A good portion of my day is spent working with small businesses, especially bricks and mortar stores, on how to compete and stay ahead of the curve in a time when change is so rapid. But there is a lot of resistance to being the first to jump off the cliff and try something new.
In fact, today I spoke to a small business owner who said they not only would never lead from the front or even behind. They just want to follow from behind and wait until something becomes mainstream to latch on to it.
Well, at least he was honest about it. But this is exactly why so many businesses risk becoming irrelevant or losing business to the innovation pioneers who know that in order to stay ahead of the competition you have to take some risks.
Risk is scary. But it doesn’t have to be. As an innovation keynote speaker I try to get companies to at least take baby steps and try incremental innovation. You don’t have to invest a ton of time or money to be innovative.
A friend in the food manufacturing business recently told me a story about how they were able to save tens of thousands of dollars every year from a tiny drop of soup. A factory worker noticed that this tiny drop of liquid ending up being wasted because it missed the can on the conveyer belt.
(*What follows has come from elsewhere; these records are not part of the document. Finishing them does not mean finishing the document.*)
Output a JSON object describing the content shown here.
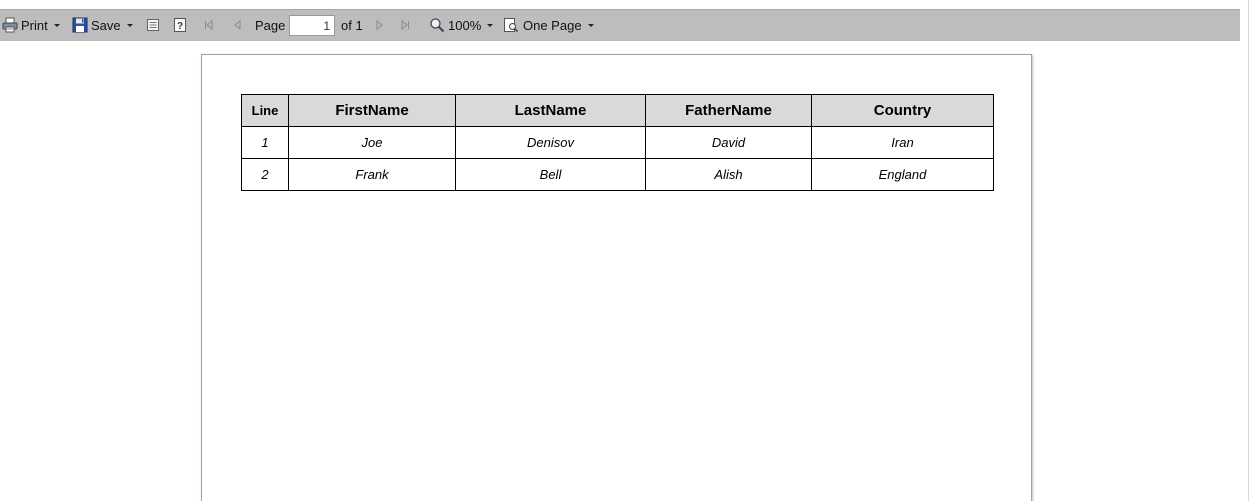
{
  "toolbar": {
    "print_label": "Print",
    "save_label": "Save",
    "page_label": "Page",
    "page_value": "1",
    "of_label": "of 1",
    "zoom_label": "100%",
    "view_label": "One Page"
  },
  "report": {
    "columns": [
      "Line",
      "FirstName",
      "LastName",
      "FatherName",
      "Country"
    ],
    "rows": [
      [
        "1",
        "Joe",
        "Denisov",
        "David",
        "Iran"
      ],
      [
        "2",
        "Frank",
        "Bell",
        "Alish",
        "England"
      ]
    ]
  }
}
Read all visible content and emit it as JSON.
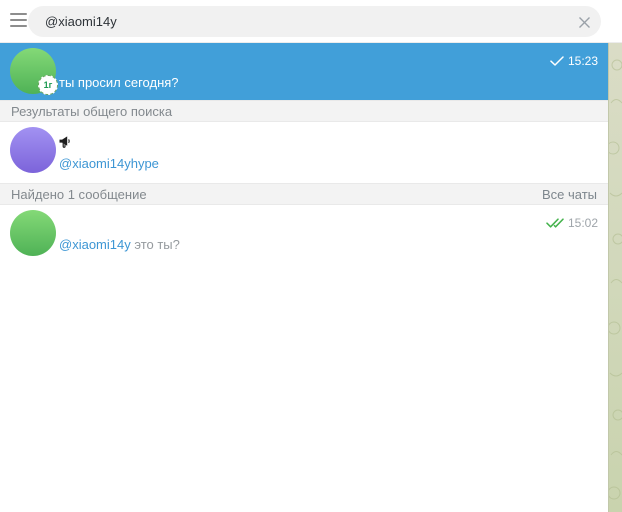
{
  "topbar": {
    "search_value": "@xiaomi14y"
  },
  "selected_chat": {
    "name": "",
    "preview": "ты просил сегодня?",
    "time": "15:23",
    "ttl_badge": "1г"
  },
  "sections": {
    "global_search": "Результаты общего поиска",
    "found_label": "Найдено 1 сообщение",
    "all_chats": "Все чаты"
  },
  "global_result": {
    "name": "",
    "username": "@xiaomi14yhype"
  },
  "message_result": {
    "name": "",
    "highlight": "@xiaomi14y",
    "rest": " это ты?",
    "time": "15:02"
  },
  "icons": {
    "menu": "hamburger-icon",
    "clear": "close-icon",
    "channel": "megaphone-icon",
    "sent": "single-check-icon",
    "read": "double-check-icon"
  },
  "colors": {
    "selected_bg": "#419fd9",
    "link": "#3d96d4",
    "read_check": "#45b34d",
    "section_bg": "#f3f3f3",
    "pattern_base": "#d3d9bd"
  }
}
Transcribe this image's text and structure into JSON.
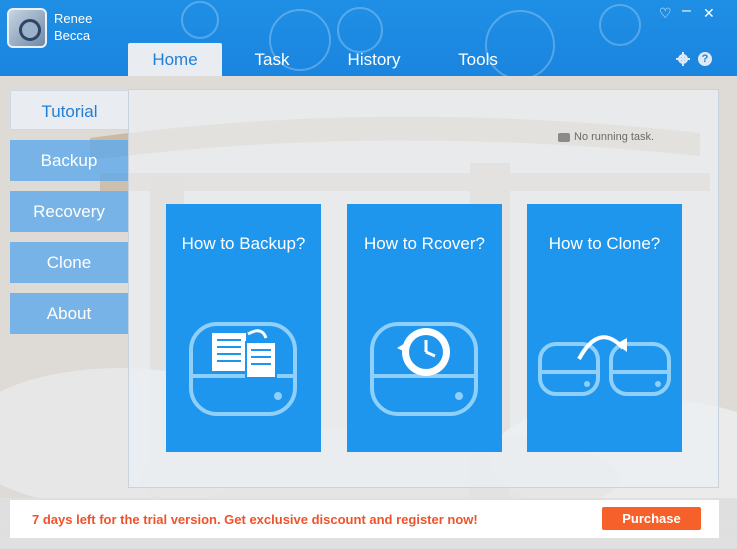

One person might have looked at it as just being a nuisance, but this astute worker realized that one tiny drop multiplied hundreds of thousands of times meant lost money.
So they brainstormed different ways to change it without having to spend a fortune buying new equipment. By looking at it from multiple directions, they finally figured out that it was as simple as just shaving down one small piece on the machine so the dripping would stop.
This small incremental innovation solution saved the company a lot of money and earned a bonus for the worker. It’s these small changes that can be made in all businesses that can add up to improvement in their bottom line.